We compared the two presidents on trade, foreign affairs and climate change – so you (really, really) don't have to.

After watching Donald Trump's inaugural address, what better way to get rid of the last few dregs of hope than by comparing what he said with Barack Obama's address from 2009? 

Both thanked the previous President, with Trump calling the Obamas "magnificent", and pledged to reform Washington, but the comparison ended there. 

Here is what each of them said: 

On American jobs

Obama:

The state of our economy calls for action, bold and swift.  And we will act, not only to create new jobs, but to lay a new foundation for growth.  We will build the roads and bridges, the electric grids and digital lines that feed our commerce and bind us together.  We'll restore science to its rightful place, and wield technology's wonders to raise health care's quality and lower its cost.  We will harness the sun and the winds and the soil to fuel our cars and run our factories.  And we will transform our schools and colleges and universities to meet the demands of a new age.

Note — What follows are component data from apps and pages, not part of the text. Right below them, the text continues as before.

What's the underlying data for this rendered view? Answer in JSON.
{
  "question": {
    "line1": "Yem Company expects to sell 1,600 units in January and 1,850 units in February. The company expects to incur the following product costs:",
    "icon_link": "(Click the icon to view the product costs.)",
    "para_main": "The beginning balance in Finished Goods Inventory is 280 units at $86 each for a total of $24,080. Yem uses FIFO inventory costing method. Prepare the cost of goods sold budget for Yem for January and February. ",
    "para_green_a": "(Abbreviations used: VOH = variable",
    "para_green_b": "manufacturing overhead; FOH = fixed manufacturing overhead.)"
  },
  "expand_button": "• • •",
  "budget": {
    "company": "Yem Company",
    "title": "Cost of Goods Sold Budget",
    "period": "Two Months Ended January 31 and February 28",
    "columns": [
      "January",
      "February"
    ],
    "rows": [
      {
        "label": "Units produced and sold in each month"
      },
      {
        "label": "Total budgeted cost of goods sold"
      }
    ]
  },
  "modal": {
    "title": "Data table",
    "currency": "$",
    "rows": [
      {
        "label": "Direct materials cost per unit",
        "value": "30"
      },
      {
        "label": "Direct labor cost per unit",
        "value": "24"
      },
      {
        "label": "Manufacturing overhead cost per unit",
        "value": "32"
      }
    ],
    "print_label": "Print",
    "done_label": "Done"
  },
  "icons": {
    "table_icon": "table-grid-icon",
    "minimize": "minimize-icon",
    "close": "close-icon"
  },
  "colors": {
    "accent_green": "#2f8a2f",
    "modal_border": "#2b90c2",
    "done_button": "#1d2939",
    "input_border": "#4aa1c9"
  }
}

Trump:

For many decades we've enriched foreign industry at the expense of American industry, subsidized the armies of other countries while allowing for the very sad depletion of our military.

One by one, the factories shuttered and left our shores with not even a thought about the millions and millions of American workers that were left behind.

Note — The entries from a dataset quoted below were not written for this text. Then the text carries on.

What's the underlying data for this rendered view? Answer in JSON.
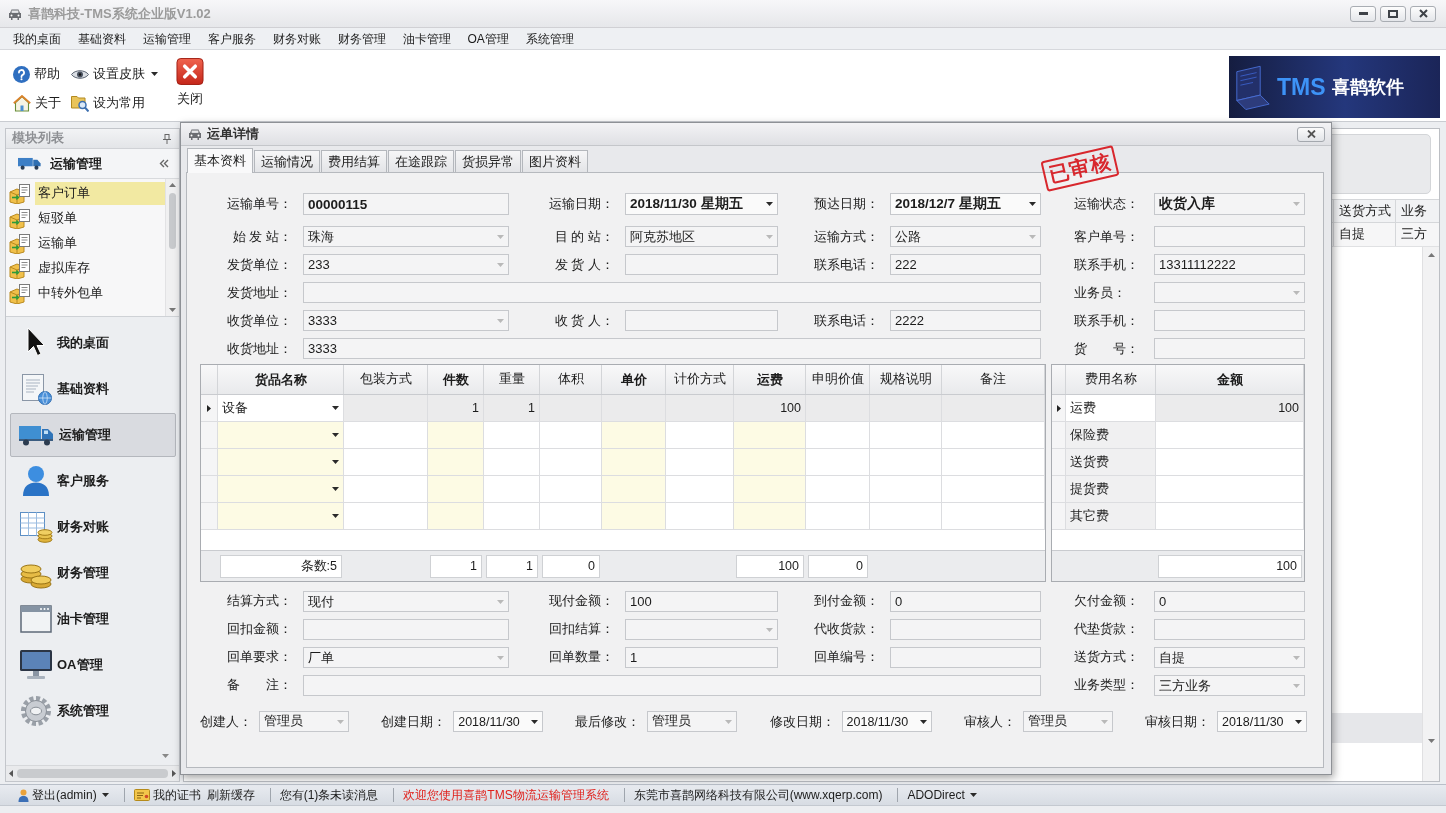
{
  "window": {
    "title": "喜鹊科技-TMS系统企业版V1.02"
  },
  "menu": [
    "我的桌面",
    "基础资料",
    "运输管理",
    "客户服务",
    "财务对账",
    "财务管理",
    "油卡管理",
    "OA管理",
    "系统管理"
  ],
  "toolbar": {
    "buttons": [
      {
        "label": "帮助",
        "dropdown": false
      },
      {
        "label": "设置皮肤",
        "dropdown": true
      },
      {
        "label": "关于",
        "dropdown": false
      },
      {
        "label": "设为常用",
        "dropdown": false
      }
    ],
    "close_button": {
      "label": "关闭"
    }
  },
  "logo": {
    "product": "TMS",
    "company": "喜鹊软件"
  },
  "sidebar": {
    "title": "模块列表",
    "group": {
      "title": "运输管理",
      "items": [
        {
          "label": "客户订单",
          "selected": true
        },
        {
          "label": "短驳单",
          "selected": false
        },
        {
          "label": "运输单",
          "selected": false
        },
        {
          "label": "虚拟库存",
          "selected": false
        },
        {
          "label": "中转外包单",
          "selected": false
        }
      ]
    },
    "modules": [
      {
        "label": "我的桌面",
        "selected": false
      },
      {
        "label": "基础资料",
        "selected": false
      },
      {
        "label": "运输管理",
        "selected": true
      },
      {
        "label": "客户服务",
        "selected": false
      },
      {
        "label": "财务对账",
        "selected": false
      },
      {
        "label": "财务管理",
        "selected": false
      },
      {
        "label": "油卡管理",
        "selected": false
      },
      {
        "label": "OA管理",
        "selected": false
      },
      {
        "label": "系统管理",
        "selected": false
      }
    ]
  },
  "background_grid": {
    "columns": [
      "送货方式",
      "业务"
    ],
    "rows": [
      [
        "自提",
        "三方"
      ]
    ]
  },
  "dialog": {
    "title": "运单详情",
    "tabs": [
      {
        "label": "基本资料",
        "selected": true
      },
      {
        "label": "运输情况",
        "selected": false
      },
      {
        "label": "费用结算",
        "selected": false
      },
      {
        "label": "在途跟踪",
        "selected": false
      },
      {
        "label": "货损异常",
        "selected": false
      },
      {
        "label": "图片资料",
        "selected": false
      }
    ],
    "approval_stamp": "已审核",
    "header_form": [
      {
        "emphasized": true,
        "fields": [
          {
            "label": "运输单号：",
            "kind": "text",
            "value": "00000115"
          },
          {
            "label": "运输日期：",
            "kind": "date",
            "value": "2018/11/30 星期五"
          },
          {
            "label": "预达日期：",
            "kind": "date",
            "value": "2018/12/7 星期五"
          },
          {
            "label": "运输状态：",
            "kind": "combo",
            "value": "收货入库"
          }
        ]
      },
      {
        "emphasized": false,
        "fields": [
          {
            "label": "始 发 站：",
            "kind": "combo",
            "value": "珠海"
          },
          {
            "label": "目 的 站：",
            "kind": "combo",
            "value": "阿克苏地区"
          },
          {
            "label": "运输方式：",
            "kind": "combo",
            "value": "公路"
          },
          {
            "label": "客户单号：",
            "kind": "text"
          }
        ]
      },
      {
        "emphasized": false,
        "fields": [
          {
            "label": "发货单位：",
            "kind": "combo",
            "value": "233"
          },
          {
            "label": "发 货 人：",
            "kind": "text"
          },
          {
            "label": "联系电话：",
            "kind": "text",
            "value": "222"
          },
          {
            "label": "联系手机：",
            "kind": "text",
            "value": "13311112222"
          }
        ]
      },
      {
        "emphasized": false,
        "fields": [
          {
            "label": "发货地址：",
            "kind": "wide"
          },
          {
            "label": "业务员：",
            "kind": "combo"
          }
        ]
      },
      {
        "emphasized": false,
        "fields": [
          {
            "label": "收货单位：",
            "kind": "combo",
            "value": "3333"
          },
          {
            "label": "收 货 人：",
            "kind": "text"
          },
          {
            "label": "联系电话：",
            "kind": "text",
            "value": "2222"
          },
          {
            "label": "联系手机：",
            "kind": "text"
          }
        ]
      },
      {
        "emphasized": false,
        "fields": [
          {
            "label": "收货地址：",
            "kind": "wide",
            "value": "3333"
          },
          {
            "label": "货　　号：",
            "kind": "text"
          }
        ]
      }
    ],
    "goods_grid": {
      "columns": [
        {
          "label": "货品名称",
          "kind": "text",
          "required": true,
          "highlighted": true,
          "dropdown": true
        },
        {
          "label": "包装方式",
          "kind": "text",
          "required": false,
          "highlighted": false
        },
        {
          "label": "件数",
          "kind": "number",
          "required": true,
          "highlighted": true
        },
        {
          "label": "重量",
          "kind": "number",
          "required": false,
          "highlighted": false
        },
        {
          "label": "体积",
          "kind": "number",
          "required": false,
          "highlighted": false
        },
        {
          "label": "单价",
          "kind": "number",
          "required": true,
          "highlighted": true
        },
        {
          "label": "计价方式",
          "kind": "text",
          "required": false,
          "highlighted": false
        },
        {
          "label": "运费",
          "kind": "number",
          "required": true,
          "highlighted": true
        },
        {
          "label": "申明价值",
          "kind": "number",
          "required": false,
          "highlighted": false
        },
        {
          "label": "规格说明",
          "kind": "text",
          "required": false,
          "highlighted": false
        },
        {
          "label": "备注",
          "kind": "text",
          "required": false,
          "highlighted": false
        }
      ],
      "rows": [
        {
          "selected": true,
          "cells": [
            "设备",
            null,
            "1",
            "1",
            null,
            null,
            null,
            "100"
          ]
        },
        {
          "selected": false
        },
        {
          "selected": false
        },
        {
          "selected": false
        },
        {
          "selected": false
        }
      ],
      "footer": [
        {
          "kind": "total",
          "text": "条数:5"
        },
        {
          "kind": "blank"
        },
        {
          "kind": "total",
          "text": "1"
        },
        {
          "kind": "total",
          "text": "1"
        },
        {
          "kind": "total",
          "text": "0"
        },
        {
          "kind": "blank"
        },
        {
          "kind": "blank"
        },
        {
          "kind": "total",
          "text": "100"
        },
        {
          "kind": "total",
          "text": "0"
        }
      ]
    },
    "fee_grid": {
      "columns": [
        {
          "label": "费用名称",
          "kind": "text",
          "required": false,
          "readonly": true
        },
        {
          "label": "金额",
          "kind": "number",
          "required": true,
          "readonly": false
        }
      ],
      "rows": [
        {
          "selected": true,
          "cells": [
            "运费",
            "100"
          ]
        },
        {
          "selected": false,
          "cells": [
            "保险费"
          ]
        },
        {
          "selected": false,
          "cells": [
            "送货费"
          ]
        },
        {
          "selected": false,
          "cells": [
            "提货费"
          ]
        },
        {
          "selected": false,
          "cells": [
            "其它费"
          ]
        }
      ],
      "footer": [
        {
          "kind": "blank"
        },
        {
          "kind": "total",
          "text": "100"
        }
      ]
    },
    "bottom_form": [
      {
        "fields": [
          {
            "label": "结算方式：",
            "kind": "combo",
            "value": "现付"
          },
          {
            "label": "现付金额：",
            "kind": "text",
            "value": "100"
          },
          {
            "label": "到付金额：",
            "kind": "text",
            "value": "0"
          },
          {
            "label": "欠付金额：",
            "kind": "text",
            "value": "0"
          }
        ]
      },
      {
        "fields": [
          {
            "label": "回扣金额：",
            "kind": "text"
          },
          {
            "label": "回扣结算：",
            "kind": "combo"
          },
          {
            "label": "代收货款：",
            "kind": "text"
          },
          {
            "label": "代垫货款：",
            "kind": "text"
          }
        ]
      },
      {
        "fields": [
          {
            "label": "回单要求：",
            "kind": "combo",
            "value": "厂单"
          },
          {
            "label": "回单数量：",
            "kind": "text",
            "value": "1"
          },
          {
            "label": "回单编号：",
            "kind": "text"
          },
          {
            "label": "送货方式：",
            "kind": "combo",
            "value": "自提"
          }
        ]
      },
      {
        "fields": [
          {
            "label": "备　　注：",
            "kind": "wide"
          },
          {
            "label": "业务类型：",
            "kind": "combo",
            "value": "三方业务"
          }
        ]
      }
    ],
    "record_row": [
      {
        "label": "创建人：",
        "kind": "combo",
        "value": "管理员"
      },
      {
        "label": "创建日期：",
        "kind": "date",
        "value": "2018/11/30"
      },
      {
        "label": "最后修改：",
        "kind": "combo",
        "value": "管理员"
      },
      {
        "label": "修改日期：",
        "kind": "date",
        "value": "2018/11/30"
      },
      {
        "label": "审核人：",
        "kind": "combo",
        "value": "管理员"
      },
      {
        "label": "审核日期：",
        "kind": "date",
        "value": "2018/11/30"
      }
    ]
  },
  "status_bar": {
    "groups": [
      {
        "items": [
          {
            "label": "登出(admin)",
            "dropdown": true,
            "highlighted": false
          }
        ]
      },
      {
        "items": [
          {
            "label": "我的证书",
            "dropdown": false,
            "highlighted": false
          },
          {
            "label": "刷新缓存",
            "dropdown": false,
            "highlighted": false
          }
        ]
      },
      {
        "items": [
          {
            "label": "您有(1)条未读消息",
            "dropdown": false,
            "highlighted": false
          }
        ]
      },
      {
        "items": [
          {
            "label": "欢迎您使用喜鹊TMS物流运输管理系统",
            "dropdown": false,
            "highlighted": true
          }
        ]
      },
      {
        "items": [
          {
            "label": "东莞市喜鹊网络科技有限公司(www.xqerp.com)",
            "dropdown": false,
            "highlighted": false
          }
        ]
      },
      {
        "items": [
          {
            "label": "ADODirect",
            "dropdown": true,
            "highlighted": false
          }
        ]
      }
    ]
  }
}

Obama had a plan for growth. Trump just blames the rest of the world...

On global warming

Obama:

With old friends and former foes, we'll work tirelessly to lessen the nuclear threat, and roll back the specter of a warming planet.

Trump:

On the Middle East:

Obama:

To the Muslim world, we seek a new way forward, based on mutual interest and mutual respect. To those leaders around the globe who seek to sow conflict, or blame their society's ills on the West, know that your people will judge you on what you can build, not what you destroy. 

Trump:

We will re-enforce old alliances and form new ones and unite the civilized world against radical Islamic terrorism, which we will eradicate completely from the face of the earth.

On “greatness”

Obama:

In reaffirming the greatness of our nation we understand that greatness is never a given. It must be earned.

Trump:

America will start winning again, winning like never before.

 

On trade

Obama:

This is the journey we continue today.  We remain the most prosperous, powerful nation on Earth.  Our workers are no less productive than when this crisis began.  Our minds are no less inventive, our goods and services no less needed than they were last week, or last month, or last year.  Our capacity remains undiminished.  

Trump:

We must protect our borders from the ravages of other countries making our product, stealing our companies and destroying our jobs.

Protection will lead to great prosperity and strength. I will fight for you with every breath in my body, and I will never ever let you down.

Stephanie Boland is digital assistant at the New Statesman. She tweets at @stephanieboland